DATA IN THIS EXERCISE
▬▬▬

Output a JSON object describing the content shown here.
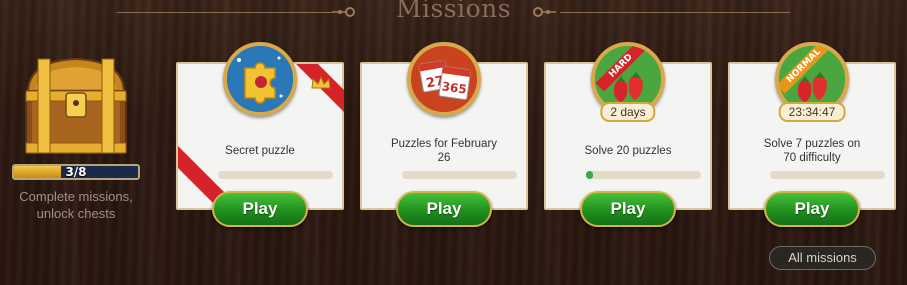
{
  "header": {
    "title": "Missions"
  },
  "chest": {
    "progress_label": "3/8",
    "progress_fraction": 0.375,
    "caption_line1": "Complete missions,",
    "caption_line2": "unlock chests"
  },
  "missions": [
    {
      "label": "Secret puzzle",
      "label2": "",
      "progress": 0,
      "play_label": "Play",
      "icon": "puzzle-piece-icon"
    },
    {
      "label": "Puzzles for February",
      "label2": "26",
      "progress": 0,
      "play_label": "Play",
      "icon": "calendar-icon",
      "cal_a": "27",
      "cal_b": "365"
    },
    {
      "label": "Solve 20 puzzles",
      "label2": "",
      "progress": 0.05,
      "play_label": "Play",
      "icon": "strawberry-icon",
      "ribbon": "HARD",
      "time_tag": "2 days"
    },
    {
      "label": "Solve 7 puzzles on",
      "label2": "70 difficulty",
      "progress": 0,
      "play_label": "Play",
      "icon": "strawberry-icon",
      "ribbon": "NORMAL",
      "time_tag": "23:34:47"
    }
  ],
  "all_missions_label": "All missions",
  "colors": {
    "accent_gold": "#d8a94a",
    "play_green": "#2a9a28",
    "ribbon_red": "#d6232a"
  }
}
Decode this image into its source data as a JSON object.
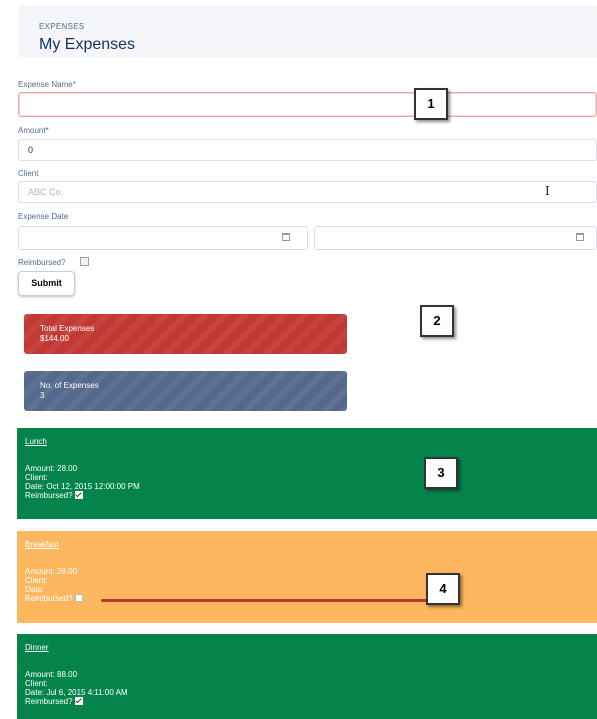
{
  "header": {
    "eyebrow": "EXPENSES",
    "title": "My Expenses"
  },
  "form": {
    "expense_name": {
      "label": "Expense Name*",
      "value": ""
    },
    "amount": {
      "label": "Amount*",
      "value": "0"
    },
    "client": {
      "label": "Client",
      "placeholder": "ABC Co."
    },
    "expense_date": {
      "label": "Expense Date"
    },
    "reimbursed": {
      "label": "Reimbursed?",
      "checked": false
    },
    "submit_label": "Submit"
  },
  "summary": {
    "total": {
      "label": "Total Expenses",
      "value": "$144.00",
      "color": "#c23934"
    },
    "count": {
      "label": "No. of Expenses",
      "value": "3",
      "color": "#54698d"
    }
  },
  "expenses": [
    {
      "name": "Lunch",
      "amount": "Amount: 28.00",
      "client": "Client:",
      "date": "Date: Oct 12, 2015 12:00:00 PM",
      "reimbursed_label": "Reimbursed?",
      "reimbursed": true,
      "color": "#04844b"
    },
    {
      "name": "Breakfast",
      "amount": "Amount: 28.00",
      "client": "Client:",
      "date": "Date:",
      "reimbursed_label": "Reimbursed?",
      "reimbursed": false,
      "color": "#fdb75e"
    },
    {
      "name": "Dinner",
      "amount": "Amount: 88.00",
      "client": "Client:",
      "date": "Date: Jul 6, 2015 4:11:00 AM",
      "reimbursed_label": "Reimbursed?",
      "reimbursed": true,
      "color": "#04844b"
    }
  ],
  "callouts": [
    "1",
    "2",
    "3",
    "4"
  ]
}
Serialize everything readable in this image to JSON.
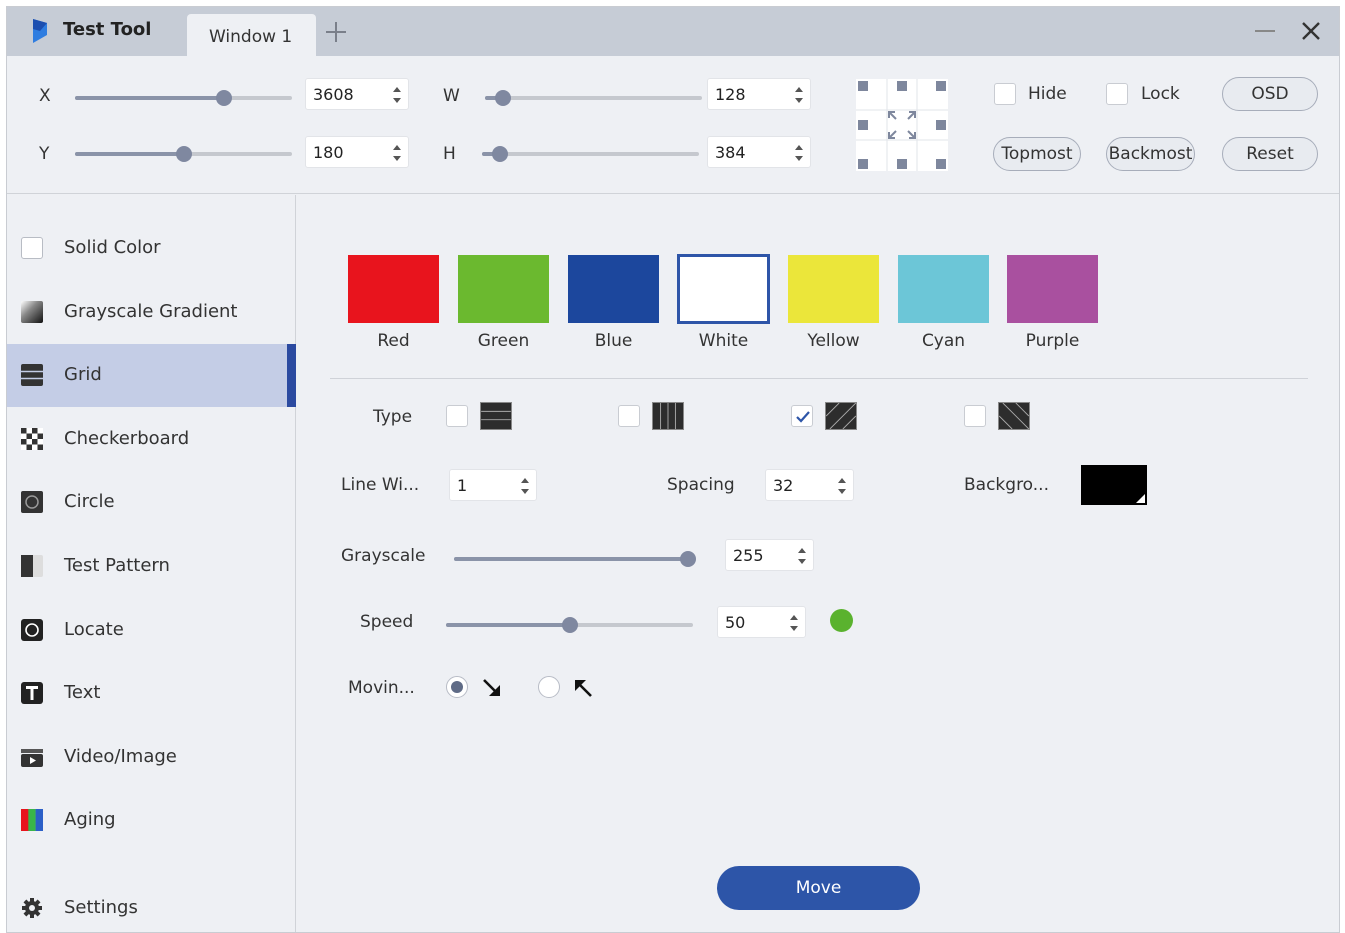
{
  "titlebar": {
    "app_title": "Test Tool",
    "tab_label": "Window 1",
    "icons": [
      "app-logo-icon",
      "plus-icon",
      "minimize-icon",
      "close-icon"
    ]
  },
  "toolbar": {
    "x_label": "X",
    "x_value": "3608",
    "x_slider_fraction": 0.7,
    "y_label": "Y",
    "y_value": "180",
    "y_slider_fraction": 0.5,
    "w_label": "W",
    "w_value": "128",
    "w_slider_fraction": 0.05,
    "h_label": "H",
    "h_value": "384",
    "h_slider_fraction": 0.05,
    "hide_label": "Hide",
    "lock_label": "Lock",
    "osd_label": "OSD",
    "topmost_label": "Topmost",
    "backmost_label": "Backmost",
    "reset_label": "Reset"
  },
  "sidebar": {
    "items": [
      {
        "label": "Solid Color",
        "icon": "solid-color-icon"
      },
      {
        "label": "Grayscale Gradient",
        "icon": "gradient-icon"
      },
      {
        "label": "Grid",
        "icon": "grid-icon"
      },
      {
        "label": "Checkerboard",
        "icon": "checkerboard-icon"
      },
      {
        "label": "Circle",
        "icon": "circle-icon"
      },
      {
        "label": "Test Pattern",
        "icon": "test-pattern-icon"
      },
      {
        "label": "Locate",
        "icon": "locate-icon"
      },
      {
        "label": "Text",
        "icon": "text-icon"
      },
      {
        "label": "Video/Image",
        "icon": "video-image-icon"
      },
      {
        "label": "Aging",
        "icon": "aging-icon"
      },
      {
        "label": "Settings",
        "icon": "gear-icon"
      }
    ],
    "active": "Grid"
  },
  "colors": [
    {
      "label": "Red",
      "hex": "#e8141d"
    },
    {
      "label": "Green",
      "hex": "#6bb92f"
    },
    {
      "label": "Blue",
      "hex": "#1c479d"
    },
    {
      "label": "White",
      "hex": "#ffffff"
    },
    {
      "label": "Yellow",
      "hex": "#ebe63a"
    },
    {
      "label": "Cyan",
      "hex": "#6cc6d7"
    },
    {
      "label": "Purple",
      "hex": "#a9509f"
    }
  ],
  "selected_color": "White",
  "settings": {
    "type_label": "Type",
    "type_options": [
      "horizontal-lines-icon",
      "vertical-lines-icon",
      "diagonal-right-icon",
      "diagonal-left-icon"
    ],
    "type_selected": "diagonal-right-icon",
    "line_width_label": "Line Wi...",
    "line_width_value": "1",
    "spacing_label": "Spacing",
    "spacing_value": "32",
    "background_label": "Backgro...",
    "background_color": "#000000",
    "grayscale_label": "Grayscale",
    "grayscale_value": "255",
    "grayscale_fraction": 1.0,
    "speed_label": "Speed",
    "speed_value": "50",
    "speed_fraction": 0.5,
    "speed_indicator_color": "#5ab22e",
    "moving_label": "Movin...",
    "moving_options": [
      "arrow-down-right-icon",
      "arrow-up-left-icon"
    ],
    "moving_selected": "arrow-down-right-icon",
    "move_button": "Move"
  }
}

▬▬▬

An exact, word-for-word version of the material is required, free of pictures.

Output a JSON object describing the content shown here.
{
  "header": {
    "title": "Missions"
  },
  "chest": {
    "progress_label": "3/8",
    "progress_fraction": 0.375,
    "caption_line1": "Complete missions,",
    "caption_line2": "unlock chests"
  },
  "missions": [
    {
      "label": "Secret puzzle",
      "label2": "",
      "progress": 0,
      "play_label": "Play",
      "icon": "puzzle-piece-icon"
    },
    {
      "label": "Puzzles for February",
      "label2": "26",
      "progress": 0,
      "play_label": "Play",
      "icon": "calendar-icon",
      "cal_a": "27",
      "cal_b": "365"
    },
    {
      "label": "Solve 20 puzzles",
      "label2": "",
      "progress": 0.05,
      "play_label": "Play",
      "icon": "strawberry-icon",
      "ribbon": "HARD",
      "time_tag": "2 days"
    },
    {
      "label": "Solve 7 puzzles on",
      "label2": "70 difficulty",
      "progress": 0,
      "play_label": "Play",
      "icon": "strawberry-icon",
      "ribbon": "NORMAL",
      "time_tag": "23:34:47"
    }
  ],
  "all_missions_label": "All missions",
  "colors": {
    "accent_gold": "#d8a94a",
    "play_green": "#2a9a28",
    "ribbon_red": "#d6232a"
  }
}
Decode this image into its source data as a JSON object.
{
  "header": {
    "eyebrow": "EXPENSES",
    "title": "My Expenses"
  },
  "form": {
    "expense_name": {
      "label": "Expense Name*",
      "value": ""
    },
    "amount": {
      "label": "Amount*",
      "value": "0"
    },
    "client": {
      "label": "Client",
      "placeholder": "ABC Co."
    },
    "expense_date": {
      "label": "Expense Date"
    },
    "reimbursed": {
      "label": "Reimbursed?",
      "checked": false
    },
    "submit_label": "Submit"
  },
  "summary": {
    "total": {
      "label": "Total Expenses",
      "value": "$144.00",
      "color": "#c23934"
    },
    "count": {
      "label": "No. of Expenses",
      "value": "3",
      "color": "#54698d"
    }
  },
  "expenses": [
    {
      "name": "Lunch",
      "amount": "Amount: 28.00",
      "client": "Client:",
      "date": "Date: Oct 12, 2015 12:00:00 PM",
      "reimbursed_label": "Reimbursed?",
      "reimbursed": true,
      "color": "#04844b"
    },
    {
      "name": "Breakfast",
      "amount": "Amount: 28.00",
      "client": "Client:",
      "date": "Date:",
      "reimbursed_label": "Reimbursed?",
      "reimbursed": false,
      "color": "#fdb75e"
    },
    {
      "name": "Dinner",
      "amount": "Amount: 88.00",
      "client": "Client:",
      "date": "Date: Jul 6, 2015 4:11:00 AM",
      "reimbursed_label": "Reimbursed?",
      "reimbursed": true,
      "color": "#04844b"
    }
  ],
  "callouts": [
    "1",
    "2",
    "3",
    "4"
  ]
}
Serialize everything readable in this image to JSON.
{
  "titlebar": {
    "app_title": "Test Tool",
    "tab_label": "Window 1",
    "icons": [
      "app-logo-icon",
      "plus-icon",
      "minimize-icon",
      "close-icon"
    ]
  },
  "toolbar": {
    "x_label": "X",
    "x_value": "3608",
    "x_slider_fraction": 0.7,
    "y_label": "Y",
    "y_value": "180",
    "y_slider_fraction": 0.5,
    "w_label": "W",
    "w_value": "128",
    "w_slider_fraction": 0.05,
    "h_label": "H",
    "h_value": "384",
    "h_slider_fraction": 0.05,
    "hide_label": "Hide",
    "lock_label": "Lock",
    "osd_label": "OSD",
    "topmost_label": "Topmost",
    "backmost_label": "Backmost",
    "reset_label": "Reset"
  },
  "sidebar": {
    "items": [
      {
        "label": "Solid Color",
        "icon": "solid-color-icon"
      },
      {
        "label": "Grayscale Gradient",
        "icon": "gradient-icon"
      },
      {
        "label": "Grid",
        "icon": "grid-icon"
      },
      {
        "label": "Checkerboard",
        "icon": "checkerboard-icon"
      },
      {
        "label": "Circle",
        "icon": "circle-icon"
      },
      {
        "label": "Test Pattern",
        "icon": "test-pattern-icon"
      },
      {
        "label": "Locate",
        "icon": "locate-icon"
      },
      {
        "label": "Text",
        "icon": "text-icon"
      },
      {
        "label": "Video/Image",
        "icon": "video-image-icon"
      },
      {
        "label": "Aging",
        "icon": "aging-icon"
      },
      {
        "label": "Settings",
        "icon": "gear-icon"
      }
    ],
    "active": "Grid"
  },
  "colors": [
    {
      "label": "Red",
      "hex": "#e8141d"
    },
    {
      "label": "Green",
      "hex": "#6bb92f"
    },
    {
      "label": "Blue",
      "hex": "#1c479d"
    },
    {
      "label": "White",
      "hex": "#ffffff"
    },
    {
      "label": "Yellow",
      "hex": "#ebe63a"
    },
    {
      "label": "Cyan",
      "hex": "#6cc6d7"
    },
    {
      "label": "Purple",
      "hex": "#a9509f"
    }
  ],
  "selected_color": "White",
  "settings": {
    "type_label": "Type",
    "type_options": [
      "horizontal-lines-icon",
      "vertical-lines-icon",
      "diagonal-right-icon",
      "diagonal-left-icon"
    ],
    "type_selected": "diagonal-right-icon",
    "line_width_label": "Line Wi...",
    "line_width_value": "1",
    "spacing_label": "Spacing",
    "spacing_value": "32",
    "background_label": "Backgro...",
    "background_color": "#000000",
    "grayscale_label": "Grayscale",
    "grayscale_value": "255",
    "grayscale_fraction": 1.0,
    "speed_label": "Speed",
    "speed_value": "50",
    "speed_fraction": 0.5,
    "speed_indicator_color": "#5ab22e",
    "moving_label": "Movin...",
    "moving_options": [
      "arrow-down-right-icon",
      "arrow-up-left-icon"
    ],
    "moving_selected": "arrow-down-right-icon",
    "move_button": "Move"
  }
}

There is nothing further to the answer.